▶ [Material provided]:
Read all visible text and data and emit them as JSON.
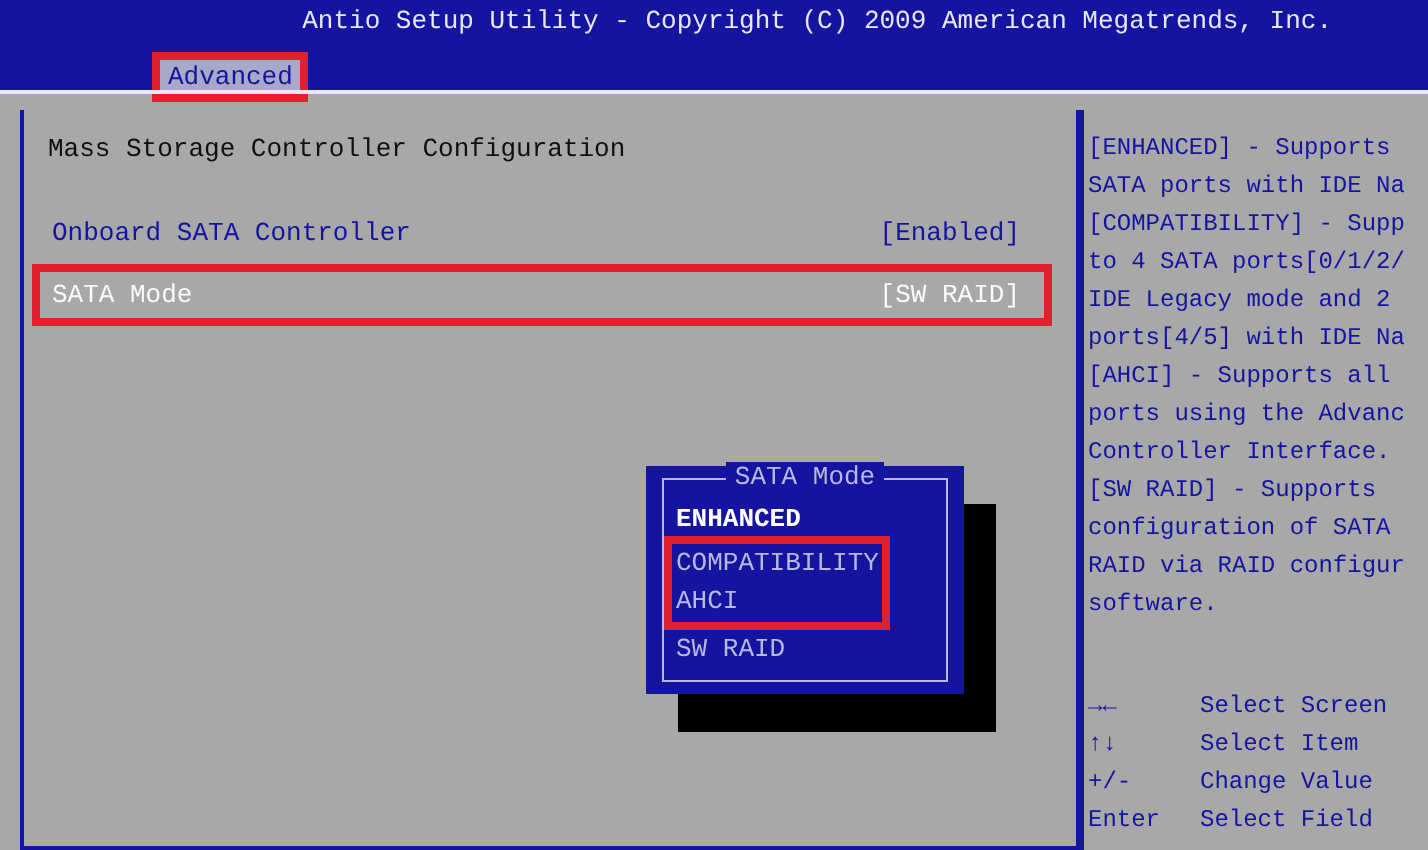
{
  "window": {
    "title": "Antio Setup Utility - Copyright (C) 2009 American Megatrends, Inc."
  },
  "tabs": [
    {
      "label": "Advanced",
      "selected": true,
      "annotated": true
    }
  ],
  "panel": {
    "heading": "Mass Storage Controller Configuration",
    "items": [
      {
        "label": "Onboard SATA Controller",
        "value": "[Enabled]",
        "selected": false,
        "annotated": false
      },
      {
        "label": "SATA Mode",
        "value": "[SW RAID]",
        "selected": true,
        "annotated": true
      }
    ]
  },
  "popup": {
    "title": "SATA Mode",
    "options": [
      {
        "label": "ENHANCED",
        "selected": true,
        "annotated": false
      },
      {
        "label": "COMPATIBILITY",
        "selected": false,
        "annotated": true
      },
      {
        "label": "AHCI",
        "selected": false,
        "annotated": true
      },
      {
        "label": "SW RAID",
        "selected": false,
        "annotated": false
      }
    ]
  },
  "help": {
    "lines": [
      "[ENHANCED] - Supports",
      "SATA ports with IDE Na",
      "[COMPATIBILITY] - Supp",
      "to 4 SATA ports[0/1/2/",
      "IDE Legacy mode and 2",
      "ports[4/5] with IDE Na",
      "[AHCI] - Supports all",
      "ports using the Advanc",
      "Controller Interface.",
      "[SW RAID] - Supports",
      "configuration of SATA",
      "RAID via RAID configur",
      "software."
    ],
    "keys": [
      {
        "key": "→←",
        "action": "Select Screen"
      },
      {
        "key": "↑↓",
        "action": "Select Item"
      },
      {
        "key": "+/-",
        "action": "Change Value"
      },
      {
        "key": "Enter",
        "action": "Select Field"
      }
    ]
  }
}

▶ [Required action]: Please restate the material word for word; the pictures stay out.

▶ [Solution below]:
Read all visible text and data and emit them as JSON.
{
  "window": {
    "title": "Antio Setup Utility - Copyright (C) 2009 American Megatrends, Inc."
  },
  "tabs": [
    {
      "label": "Advanced",
      "selected": true,
      "annotated": true
    }
  ],
  "panel": {
    "heading": "Mass Storage Controller Configuration",
    "items": [
      {
        "label": "Onboard SATA Controller",
        "value": "[Enabled]",
        "selected": false,
        "annotated": false
      },
      {
        "label": "SATA Mode",
        "value": "[SW RAID]",
        "selected": true,
        "annotated": true
      }
    ]
  },
  "popup": {
    "title": "SATA Mode",
    "options": [
      {
        "label": "ENHANCED",
        "selected": true,
        "annotated": false
      },
      {
        "label": "COMPATIBILITY",
        "selected": false,
        "annotated": true
      },
      {
        "label": "AHCI",
        "selected": false,
        "annotated": true
      },
      {
        "label": "SW RAID",
        "selected": false,
        "annotated": false
      }
    ]
  },
  "help": {
    "lines": [
      "[ENHANCED] - Supports",
      "SATA ports with IDE Na",
      "[COMPATIBILITY] - Supp",
      "to 4 SATA ports[0/1/2/",
      "IDE Legacy mode and 2",
      "ports[4/5] with IDE Na",
      "[AHCI] - Supports all",
      "ports using the Advanc",
      "Controller Interface.",
      "[SW RAID] - Supports",
      "configuration of SATA",
      "RAID via RAID configur",
      "software."
    ],
    "keys": [
      {
        "key": "→←",
        "action": "Select Screen"
      },
      {
        "key": "↑↓",
        "action": "Select Item"
      },
      {
        "key": "+/-",
        "action": "Change Value"
      },
      {
        "key": "Enter",
        "action": "Select Field"
      }
    ]
  }
}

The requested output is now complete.